There were days he would fly thru the front door, throwing closed the locks.
Out of breath like the devil himself was on his heels... chasing him but we were fed.
We never had to eat grease.
He made us brush our teeth and go to bed at a certain time.
He got my sister and himself up and ready for school each day.
We ate a lot of rice. I mean a LOT of rice but we still waited by that door.
It never happened.
She never returned.
I have no concept of how long we were there alone but I think it was about 2 months. Someone turned us in to the Welfare Department. Probably the downstairs neighbors or the owner of that A&P with all of that missing food.
I will never forget that day as long as I live.
I had on these faded torn pink one-piece pajama's.
I was going to stay at a girl from the neighborhood's house for the night but something scared me.
I felt real fear. My gut was telling me to go home and some higher power was screaming in my ear to GO HOME!
Go Home Now!
I was spooked me so badly that I walked back home in the dark in my pajamas to the safety of my big brother and sister.
The police were there. Their cars were parked in front and the bright lights were flashing blue and red against the night sky. The dark blue uniforms of the very tall officers did little to comfort me.
They kept asking us over and over where our mom was. She had been gone so long now that it seemed like she was never there in the first place. At least to a 4 year old it seemed that way.
One officer picked me up. I'm sure I was dirty. I'm positive I smelled.
Tangled dirty blonde hair and a dirty grimy face. No shoes, just the soft footies built into the PJ's I wore day and night.
It seemed like that night went on forever.
Nothing really mattered. As long as I was with my big brother and sister, we were fine.
We were taken to the Police Station. I hid under the desk of the Police Sargent and refused to come out. No coaxing or food or candy would get me to come out of the safety of that dark cubby-hole. I remember the smell of the oiled wood and the pattern of the woodgrain. My face pressed into the wood as though it would let me become that desk. I wanted to live there. Under that desk.
It felt safe there. The more they tried, the deeper into the corner I pushed my dirty little self.
I remember hearing my mother's voice off in the outer halls somewhere. Crying.
I sunk deeper to the back of that desk. It was Quiet. Dark. Safe.
We were taken in the night to an orphanage.
The building was large, looming red brick. Tall dark windows that seemed to mock. Halls that echoed and seemed too large. Too large and scary for a small child with no mom. No one to give comfort. No lap to curl into.
It was very much like the movie Annie except there was a girls' side and a boys side. It was huge and it was scary.
My big brother was sent to "The Boy's Side." The boys and girls were never to go to the other side.

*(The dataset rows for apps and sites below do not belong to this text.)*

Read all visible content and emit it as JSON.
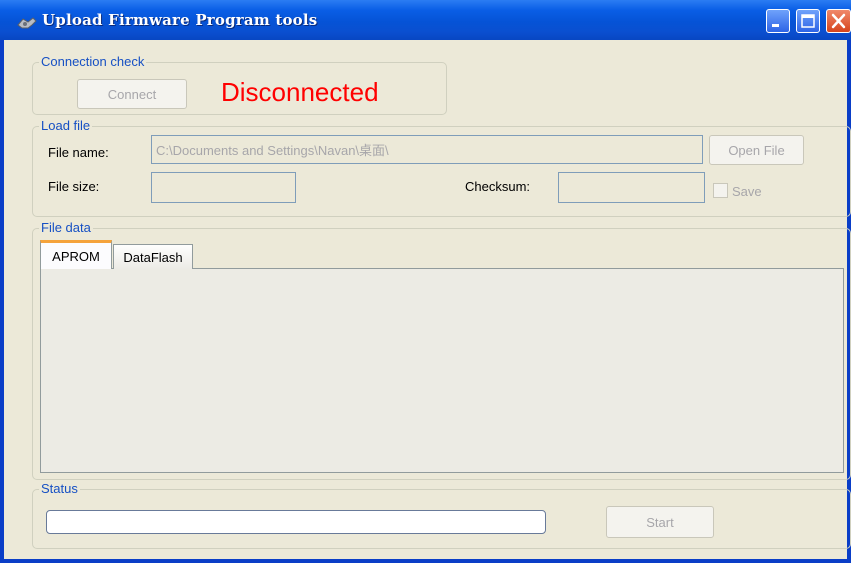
{
  "window": {
    "title": "Upload Firmware Program tools"
  },
  "connection": {
    "legend": "Connection check",
    "connect_label": "Connect",
    "status_text": "Disconnected",
    "status_color": "#ff0000"
  },
  "load_file": {
    "legend": "Load file",
    "file_name_label": "File name:",
    "file_name_value": "C:\\Documents and Settings\\Navan\\桌面\\",
    "open_file_label": "Open File",
    "file_size_label": "File size:",
    "file_size_value": "",
    "checksum_label": "Checksum:",
    "checksum_value": "",
    "save_label": "Save",
    "save_checked": false
  },
  "file_data": {
    "legend": "File data",
    "tabs": [
      {
        "label": "APROM",
        "active": true
      },
      {
        "label": "DataFlash",
        "active": false
      }
    ]
  },
  "status": {
    "legend": "Status",
    "progress": 0,
    "start_label": "Start"
  },
  "colors": {
    "titlebar": "#0553d6",
    "legend_text": "#1650c4",
    "disabled_text": "#a7a6aa",
    "window_bg": "#ece9d8"
  },
  "icons": {
    "app": "tool-icon",
    "minimize": "minimize-icon",
    "maximize": "maximize-icon",
    "close": "close-icon"
  }
}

I never saw the "Boy's Side."
The Girls' side had one very large room with about 60 beds.
Thirty on each side. Small iron beds all in a row pushed close together.
We showered and ate with kids that were older. All ages. All races. All orphaned.
One huge big room where everyone showered at the same time and used green Palmolive soap. The smell of that soap can bring those memories rushing back in a nano-second to me to this day. One over-sized bathroom with shower heads one after another built into the green tiled wall. No doors, no curtains.
I was the only child there that didn't go to school each day so the powers that be made the executive decision to either have me placed up for adoption or go to school at 4 years old.
Thankfully, I went to school at 4 years old.
Adoption would have separated me from my big brother and sister and that I would never have wanted to do. (My life would have been 100% better but I didn't know that then.)
It was all about to come crashing down too soon anyway.
Years would pass but evil was waiting.
Evil had a home for us.
Evil was our future....